### Task requirements
The lines you return must be all those in the data that hold the string "Cinemática".

### Data under study
_ _ _ _
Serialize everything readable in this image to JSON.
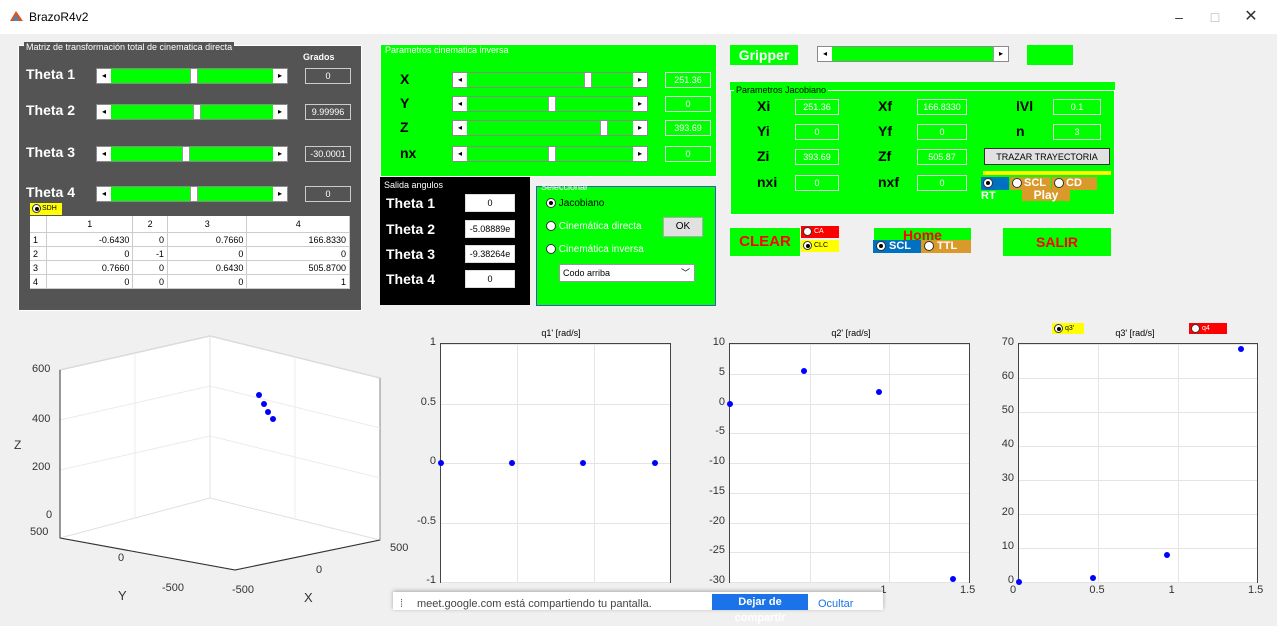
{
  "window": {
    "title": "BrazoR4v2",
    "minimize": "–",
    "maximize": "□",
    "close": "✕"
  },
  "direct": {
    "panel_title": "Matriz de transformación total de cinematica directa",
    "grados_label": "Grados",
    "thetas": [
      {
        "label": "Theta 1",
        "value": "0",
        "level": 0.5
      },
      {
        "label": "Theta 2",
        "value": "9.99996",
        "level": 0.52
      },
      {
        "label": "Theta 3",
        "value": "-30.0001",
        "level": 0.45
      },
      {
        "label": "Theta 4",
        "value": "0",
        "level": 0.5
      }
    ],
    "sdh_label": "SDH",
    "matrix_headers": [
      "1",
      "2",
      "3",
      "4"
    ],
    "matrix_rows": [
      {
        "idx": "1",
        "c": [
          "-0.6430",
          "0",
          "0.7660",
          "166.8330"
        ]
      },
      {
        "idx": "2",
        "c": [
          "0",
          "-1",
          "0",
          "0"
        ]
      },
      {
        "idx": "3",
        "c": [
          "0.7660",
          "0",
          "0.6430",
          "505.8700"
        ]
      },
      {
        "idx": "4",
        "c": [
          "0",
          "0",
          "0",
          "1"
        ]
      }
    ]
  },
  "inverse": {
    "panel_title": "Parametros cinematica inversa",
    "params": [
      {
        "label": "X",
        "value": "251.36",
        "level": 0.72
      },
      {
        "label": "Y",
        "value": "0",
        "level": 0.5
      },
      {
        "label": "Z",
        "value": "393.69",
        "level": 0.82
      },
      {
        "label": "nx",
        "value": "0",
        "level": 0.5
      }
    ]
  },
  "salida": {
    "panel_title": "Salida angulos",
    "rows": [
      {
        "label": "Theta 1",
        "value": "0"
      },
      {
        "label": "Theta 2",
        "value": "-5.08889e"
      },
      {
        "label": "Theta 3",
        "value": "-9.38264e"
      },
      {
        "label": "Theta 4",
        "value": "0"
      }
    ]
  },
  "seleccionar": {
    "panel_title": "Seleccionar",
    "options": [
      "Jacobiano",
      "Cinemática directa",
      "Cinemática inversa"
    ],
    "ok_label": "OK",
    "dropdown_value": "Codo arriba"
  },
  "gripper": {
    "label": "Gripper",
    "level": 0.95
  },
  "jacobiano": {
    "panel_title": "Parametros Jacobiano",
    "left": [
      {
        "label": "Xi",
        "value": "251.36"
      },
      {
        "label": "Yi",
        "value": "0"
      },
      {
        "label": "Zi",
        "value": "393.69"
      },
      {
        "label": "nxi",
        "value": "0"
      }
    ],
    "mid": [
      {
        "label": "Xf",
        "value": "166.8330"
      },
      {
        "label": "Yf",
        "value": "0"
      },
      {
        "label": "Zf",
        "value": "505.87"
      },
      {
        "label": "nxf",
        "value": "0"
      }
    ],
    "right": [
      {
        "label": "lVl",
        "value": "0.1"
      },
      {
        "label": "n",
        "value": "3"
      }
    ],
    "trazar_label": "TRAZAR TRAYECTORIA",
    "modes": [
      "RT",
      "SCL",
      "CD"
    ],
    "play_label": "Play"
  },
  "controls": {
    "clear_label": "CLEAR",
    "ca_label": "CA",
    "clc_label": "CLC",
    "home_label": "Home",
    "home_modes": [
      "SCL",
      "TTL"
    ],
    "salir_label": "SALIR"
  },
  "plot3d": {
    "zlabel": "Z",
    "ylabel": "Y",
    "xlabel": "X",
    "zticks": [
      "600",
      "400",
      "200",
      "0"
    ],
    "yticks": [
      "500",
      "0",
      "-500"
    ],
    "xticks": [
      "-500",
      "0",
      "500"
    ]
  },
  "chart_data": [
    {
      "type": "scatter",
      "title": "q1'  [rad/s]",
      "x": [
        0,
        0.4667,
        0.9333,
        1.4
      ],
      "y": [
        0,
        0,
        0,
        0
      ],
      "xlim": [
        0,
        1.5
      ],
      "ylim": [
        -1,
        1
      ],
      "yticks": [
        "1",
        "0.5",
        "0",
        "-0.5",
        "-1"
      ],
      "grid": true
    },
    {
      "type": "scatter",
      "title": "q2'  [rad/s]",
      "x": [
        0,
        0.4667,
        0.9333,
        1.4
      ],
      "y": [
        0,
        5.4,
        1.9,
        -29.5
      ],
      "xlim": [
        0,
        1.5
      ],
      "ylim": [
        -30,
        10
      ],
      "yticks": [
        "10",
        "5",
        "0",
        "-5",
        "-10",
        "-15",
        "-20",
        "-25",
        "-30"
      ],
      "xticks": [
        "1",
        "1.5"
      ],
      "grid": true
    },
    {
      "type": "scatter",
      "title": "q3'  [rad/s]",
      "x": [
        0,
        0.4667,
        0.9333,
        1.4
      ],
      "y": [
        0,
        1.3,
        7.9,
        68.5
      ],
      "xlim": [
        0,
        1.5
      ],
      "ylim": [
        0,
        70
      ],
      "yticks": [
        "70",
        "60",
        "50",
        "40",
        "30",
        "20",
        "10",
        "0"
      ],
      "xticks": [
        "0",
        "0.5",
        "1",
        "1.5"
      ],
      "grid": true,
      "q3_radio": "q3'",
      "q4_radio": "q4"
    }
  ],
  "share_bar": {
    "message": "meet.google.com está compartiendo tu pantalla.",
    "stop_label": "Dejar de compartir",
    "hide_label": "Ocultar"
  }
}
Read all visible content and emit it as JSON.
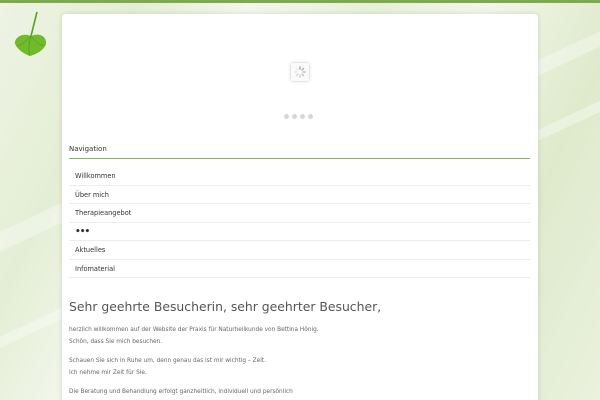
{
  "icons": {
    "leaf": "ginkgo-leaf-icon",
    "spinner": "loading-spinner-icon",
    "more": "more-dots-icon"
  },
  "colors": {
    "accent": "#8ab458",
    "leaf": "#6fbb2a",
    "text": "#333333"
  },
  "slider": {
    "dot_count": 4
  },
  "navigation": {
    "title": "Navigation",
    "items": [
      {
        "label": "Willkommen"
      },
      {
        "label": "Über mich"
      },
      {
        "label": "Therapieangebot"
      },
      {
        "label": "•••"
      },
      {
        "label": "Aktuelles"
      },
      {
        "label": "Infomaterial"
      }
    ]
  },
  "content": {
    "greeting": "Sehr geehrte Besucherin, sehr geehrter Besucher,",
    "paragraphs": [
      "herzlich willkommen auf der Website der Praxis für Naturheilkunde von Bettina Hönig.",
      "Schön, dass Sie mich besuchen.",
      "Schauen Sie sich in Ruhe um, denn genau das ist mir wichtig – Zeit.",
      "Ich nehme mir Zeit für Sie.",
      "Die Beratung und Behandlung erfolgt ganzheitlich, individuell und persönlich"
    ]
  }
}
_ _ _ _
### Expected output
      "Cinemática directa",
      "Cinemática inversa"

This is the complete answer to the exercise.